Don Henley performed the song at an early Bridge School Benefit. A recording was issued on Bridge School Concerts, Vol. 1.

Peter Sellers performed a spoken parody which can be heard on A Celebration of Sellers, the four-CD anthology of Sellers' recorded material, released in 1993.

There is a French version, with lyrics of Georges Aber, titled Ne mets pas de bleu, sung by Olivier Despax, released in 1965.[14]


Personnel per Ian MacDonald[15]
  • Assistant Engineers: Ken Scott, Jerry Boys, Malcolm Davies

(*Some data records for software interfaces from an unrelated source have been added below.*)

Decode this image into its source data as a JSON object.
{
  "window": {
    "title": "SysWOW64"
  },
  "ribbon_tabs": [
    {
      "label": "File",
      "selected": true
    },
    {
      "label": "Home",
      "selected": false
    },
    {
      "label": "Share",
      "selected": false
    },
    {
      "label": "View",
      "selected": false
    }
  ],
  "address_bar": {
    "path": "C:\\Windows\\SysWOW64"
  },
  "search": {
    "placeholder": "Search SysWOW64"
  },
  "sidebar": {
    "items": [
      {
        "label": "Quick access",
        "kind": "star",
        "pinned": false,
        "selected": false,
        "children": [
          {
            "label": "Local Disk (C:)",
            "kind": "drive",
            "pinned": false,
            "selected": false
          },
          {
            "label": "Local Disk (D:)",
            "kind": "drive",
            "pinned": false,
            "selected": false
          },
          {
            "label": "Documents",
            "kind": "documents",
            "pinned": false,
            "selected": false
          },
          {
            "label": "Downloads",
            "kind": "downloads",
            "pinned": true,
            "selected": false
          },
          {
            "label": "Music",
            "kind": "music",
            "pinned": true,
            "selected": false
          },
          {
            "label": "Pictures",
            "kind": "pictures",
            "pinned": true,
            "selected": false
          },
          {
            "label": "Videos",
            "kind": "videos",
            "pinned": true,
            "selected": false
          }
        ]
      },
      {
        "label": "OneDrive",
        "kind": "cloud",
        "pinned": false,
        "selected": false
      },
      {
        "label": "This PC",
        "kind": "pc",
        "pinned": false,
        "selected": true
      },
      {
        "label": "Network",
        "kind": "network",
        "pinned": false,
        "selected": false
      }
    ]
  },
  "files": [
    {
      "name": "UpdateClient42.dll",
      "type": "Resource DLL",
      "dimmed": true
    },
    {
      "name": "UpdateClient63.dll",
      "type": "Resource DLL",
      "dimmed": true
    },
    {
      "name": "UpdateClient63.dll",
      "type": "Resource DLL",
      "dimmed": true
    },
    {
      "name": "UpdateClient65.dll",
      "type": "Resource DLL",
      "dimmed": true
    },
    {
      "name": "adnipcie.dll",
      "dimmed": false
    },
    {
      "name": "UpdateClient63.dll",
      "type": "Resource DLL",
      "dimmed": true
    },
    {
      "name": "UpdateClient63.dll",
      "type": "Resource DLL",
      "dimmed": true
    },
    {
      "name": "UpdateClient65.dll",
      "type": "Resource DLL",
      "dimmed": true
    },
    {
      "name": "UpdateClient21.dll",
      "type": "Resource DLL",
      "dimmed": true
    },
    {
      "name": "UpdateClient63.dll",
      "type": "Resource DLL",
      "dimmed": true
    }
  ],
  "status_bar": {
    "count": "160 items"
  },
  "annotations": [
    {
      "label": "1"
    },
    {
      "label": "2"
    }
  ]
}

  1. ^ "The Beatles - Yes It Is - AllMusic". AllMusic. Retrieved November 23, 2014. 
  2. ^ MacDonald, I. (1994, p.147) Revolution in the head: The Beatles' Records and the Sixties. London, Fourtrh Estate.
  3. ^ Sheff 2000, p. 196.
  4. ^ Beatles Interview Database 2009.
  5. ^ Dominic Pedler. The Songwriting Secrets of the Beatles. Music Sales Limited. Omnibus Press. NY. 2003. p721
  6. ^ Dominic Pedler. The Songwriting Secrets of the Beatles. Music Sales Limited. Omnibus Press. NY. 2003. p721
  7. ^ Dominic Pedler. The Songwriting Secrets of the Beatles. Music Sales Limited. Omnibus Press. NY. 2003. p 112–113
  8. ^ a b c Lewisohn 1988, p. 54.
  9. ^ The Beatles Bible 2009.
  10. ^ Lewisohn 1988, p. 200.
  11. ^ Harry 2000, p. 1074.
  12. ^ Harry 2000, p. 504.
  13. ^ Ian MacDonald "A Revolution In The Head"
  14. ^ see Second hand songs on line
  15. ^ MacDonald 2005, p. 146.


External links[edit]